But that surprise was nothing compared to the gasps heard in political circles when his latest report was released. In that report, covering Jan. 1 through March 31, Raye raised less than he had in the first 13 for an abysmal $82,000. Among the four candidates running, two who have never run for anything bigger than the state Senate, he actually came in 20 percent behind his closest competitor.
I suppose none of this would be that big a deal if Raye hadn’t run twice before, hadn’t been president of the Maine Senate and didn’t have polling showing him with a 24-point lead back in November. But for someone of his stature, these numbers flag that something is seriously wrong.
But don’t take my word for it. Take the word of Raye’s fellow Republicans.
I spoke to two Maine Republicans at the top levels of governing and campaigning in Maine. Both asked for anonymity in discussing the race (which I agreed to) and are publicly neutral due to their roles within the party. Both are simply focused on ensuring Republicans put forth the best efforts to win every seat in Maine.

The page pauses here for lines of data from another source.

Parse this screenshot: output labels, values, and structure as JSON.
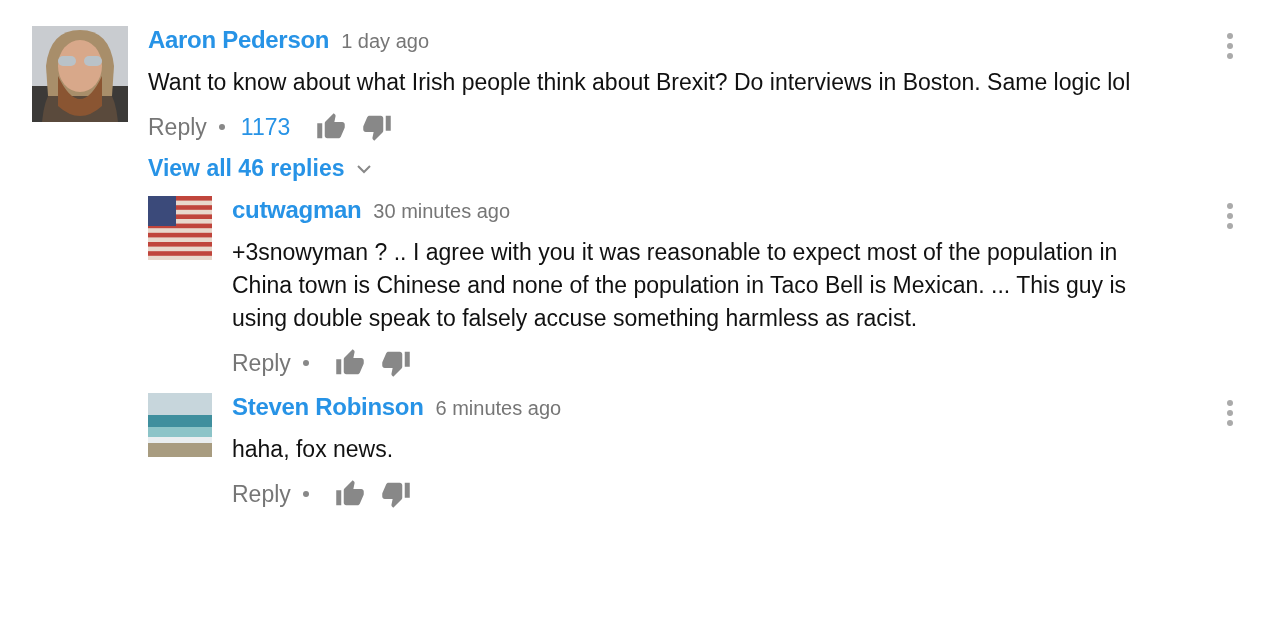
{
  "comments": [
    {
      "author": "Aaron Pederson",
      "time": "1 day ago",
      "text": "Want to know about what Irish people think about Brexit? Do interviews in Boston. Same logic lol",
      "reply_label": "Reply",
      "likes": "1173",
      "view_replies": "View all 46 replies",
      "replies": [
        {
          "author": "cutwagman",
          "time": "30 minutes ago",
          "text": "+3snowyman ? .. I agree with you it was reasonable to expect most of the population in China town is Chinese and none of the population in Taco Bell is Mexican. ... This guy is using double speak to falsely accuse something harmless as racist.",
          "reply_label": "Reply",
          "avatar": {
            "kind": "flag"
          }
        },
        {
          "author": "Steven Robinson",
          "time": "6 minutes ago",
          "text": "haha, fox news.",
          "reply_label": "Reply",
          "avatar": {
            "kind": "beach"
          }
        }
      ]
    }
  ]
}
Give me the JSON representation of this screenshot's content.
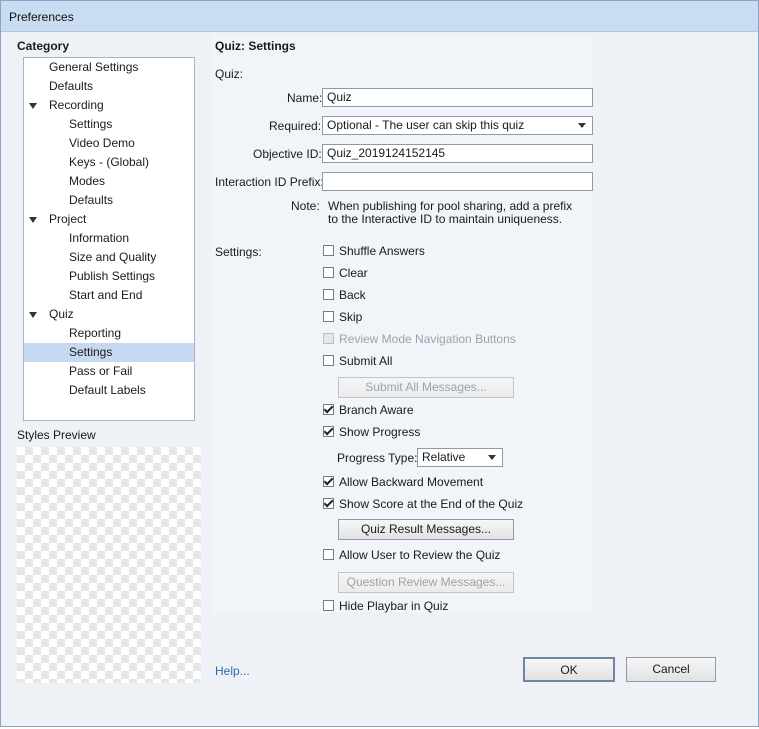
{
  "window": {
    "title": "Preferences"
  },
  "category": {
    "heading": "Category",
    "items": [
      {
        "label": "General Settings",
        "level": 1
      },
      {
        "label": "Defaults",
        "level": 1
      },
      {
        "label": "Recording",
        "level": 1
      },
      {
        "label": "Settings",
        "level": 2
      },
      {
        "label": "Video Demo",
        "level": 2
      },
      {
        "label": "Keys - (Global)",
        "level": 2
      },
      {
        "label": "Modes",
        "level": 2
      },
      {
        "label": "Defaults",
        "level": 2
      },
      {
        "label": "Project",
        "level": 1
      },
      {
        "label": "Information",
        "level": 2
      },
      {
        "label": "Size and Quality",
        "level": 2
      },
      {
        "label": "Publish Settings",
        "level": 2
      },
      {
        "label": "Start and End",
        "level": 2
      },
      {
        "label": "Quiz",
        "level": 1
      },
      {
        "label": "Reporting",
        "level": 2
      },
      {
        "label": "Settings",
        "level": 2,
        "selected": true
      },
      {
        "label": "Pass or Fail",
        "level": 2
      },
      {
        "label": "Default Labels",
        "level": 2
      }
    ],
    "styles_preview_label": "Styles Preview"
  },
  "panel": {
    "title": "Quiz: Settings",
    "quiz_label": "Quiz:",
    "name_label": "Name:",
    "name_value": "Quiz",
    "required_label": "Required:",
    "required_value": "Optional - The user can skip this quiz",
    "objective_label": "Objective ID:",
    "objective_value": "Quiz_2019124152145",
    "interaction_label": "Interaction ID Prefix:",
    "interaction_value": "",
    "note_label": "Note:",
    "note_line1": "When publishing for pool sharing, add a prefix",
    "note_line2": "to the Interactive ID to maintain uniqueness.",
    "settings_label": "Settings:",
    "shuffle_answers": "Shuffle Answers",
    "clear": "Clear",
    "back": "Back",
    "skip": "Skip",
    "review_mode_nav": "Review Mode Navigation Buttons",
    "submit_all": "Submit All",
    "submit_all_messages": "Submit All Messages...",
    "branch_aware": "Branch Aware",
    "show_progress": "Show Progress",
    "progress_type_label": "Progress Type:",
    "progress_type_value": "Relative",
    "allow_backward": "Allow Backward Movement",
    "show_score": "Show Score at the End of the Quiz",
    "quiz_result_messages": "Quiz Result Messages...",
    "allow_review": "Allow User to Review the Quiz",
    "question_review_messages": "Question Review Messages...",
    "hide_playbar": "Hide Playbar in Quiz"
  },
  "footer": {
    "help": "Help...",
    "ok": "OK",
    "cancel": "Cancel"
  }
}
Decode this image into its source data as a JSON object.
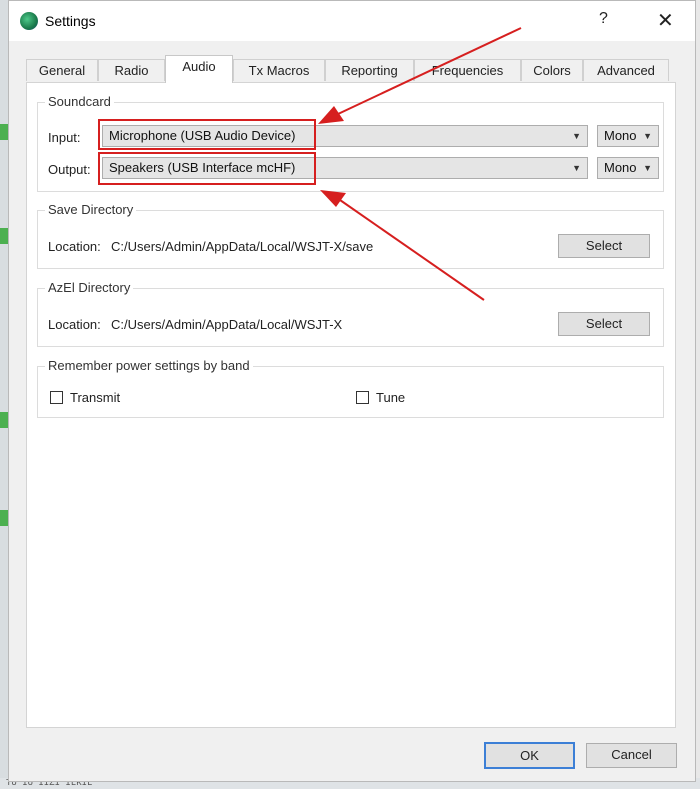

To put it mildly, they were very concerned that the presumptive nominee was blowing Republicans’ best chance of winning the 2nd District seat (even in Republican circles, it is understood that former state Treasurer Bruce Poliquin has a slim chance of winning a general election in Maine).
“Here is a guy [Raye] who has wanted to be the 2nd District congressman since he was 18 years old. He would rather serve in that seat than be president of the United States. And yet he is just letting it slip away,” said the first Republican.
“Two things are happening. He oversold his last campaign by convincing everyone he was going to win. But then he lost by 16 points. Second, he simply doesn’t seem to have the energy for the race. No enthusiasm.
“Raye is acting with a sense of entitlement. Like this is his race. His turn. Honestly, that does not go over well in Republican circles,” the Republican said.
The second Republican was equally blunt: “For someone who has made a seat in Congress his life’s goal, he sure seems to be taking a lot for granted. If you know you’re going to be outspent, you have to try and counter with enthusiasm and grassroots action. So far, he’s got neither.
“Bruce had a mob scene [at the Republican convention]. Very reminiscent of the 2010 LePage convention mob. Raye had a small, very pathetic group. It looked really bad. Made one Raye supporter privately express concern [to me].”
The first Republican summed it up this way: “Neither of the Democrats deserves the chance to run against Poliquin. His liabilities are well-known and he will never sell to a general election electorate. If we want to pick this seat up, Raye needs to get off his ass and start working. But it may actually be too late.”
We Democrats can only hope these Republicans are correct.
Posted by Ethan Strimling